If you can't see it, we can't see it. I know sometimes we can get all excited about the scene we have figured out or the wicked dialogue we have planned, but we have to make sure we ground our reader. We have to show them where they are. What it looks like. We need to paint a picture but do it quickly. Readers now a days don't want to read three pages about the setting but they still want to know what it looks like and where they are. If you don't know what your setting really looks like for that scene, take a moment to close your eyes and see it. We won't need all the details you see but find the most important ones to give us what we need.

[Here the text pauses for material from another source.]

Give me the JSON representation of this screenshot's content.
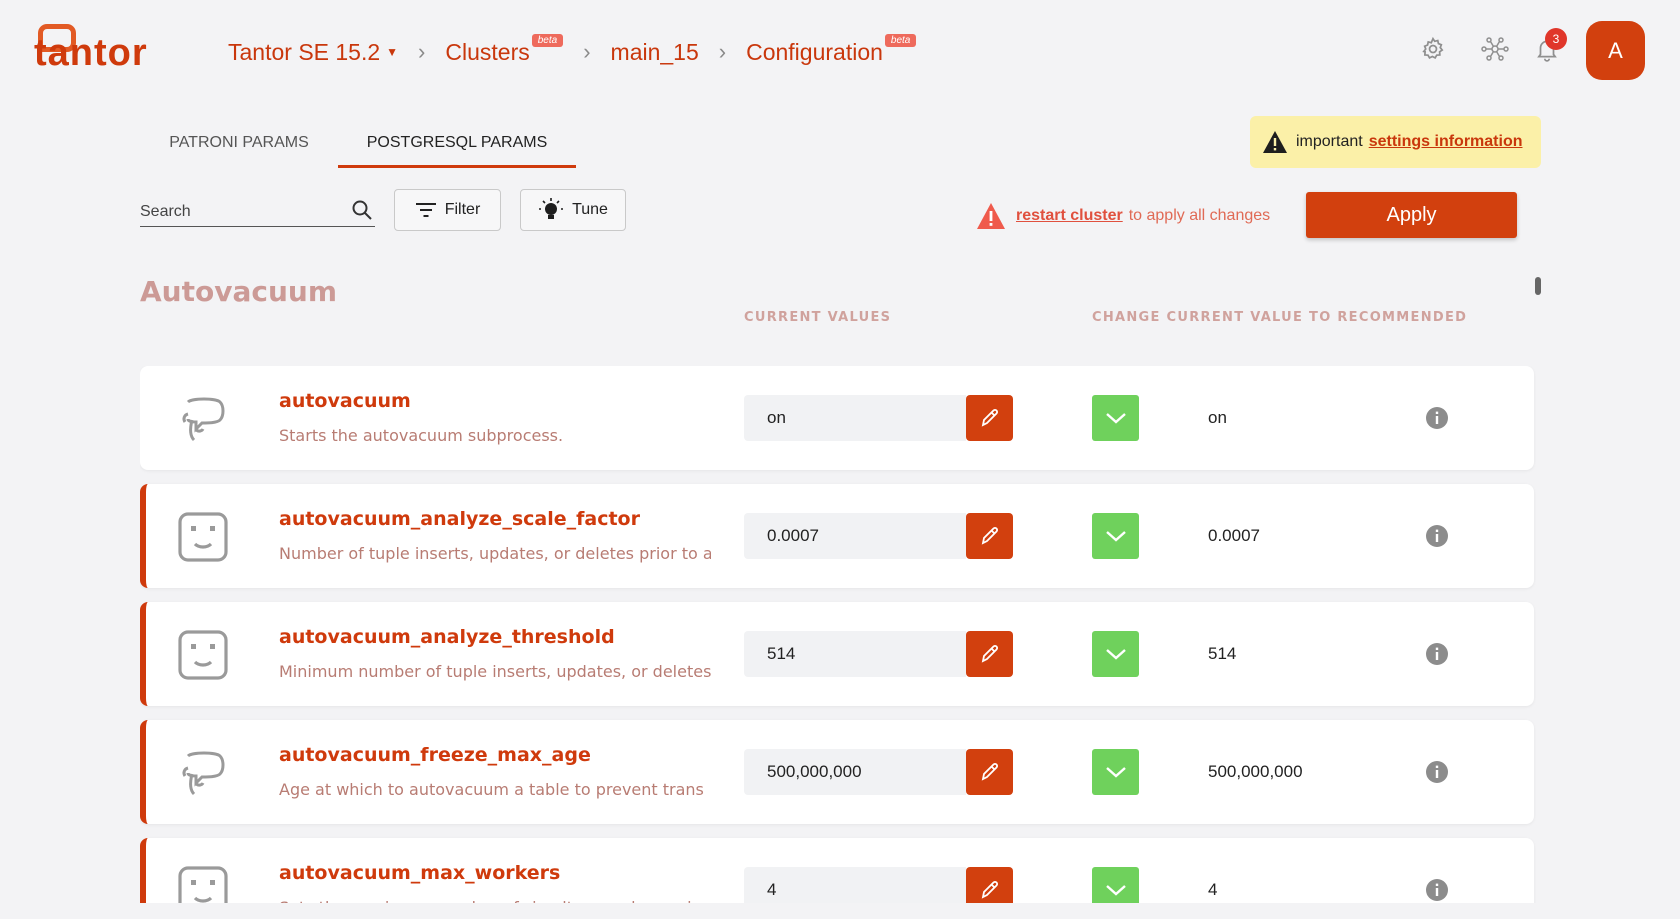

For example: If you are writing a scene that takes place in an apartment. What makes that apartment unique? Is it really clean, a pig sty, is it fancy full of modern furniture, or is it full of weird looking glass bottles. It could be a pretty regular apartment but we need to know that too, but then we'd want to know is it big or small? Is there something that stands out about it to help us imagine what you are imagining. If you see a dirty green couch next to a high end glass table, we need to see it too. These details tell us about the character who lives there and gives us a sense of place. We can then properly visualize where they are and what that might mean for the story.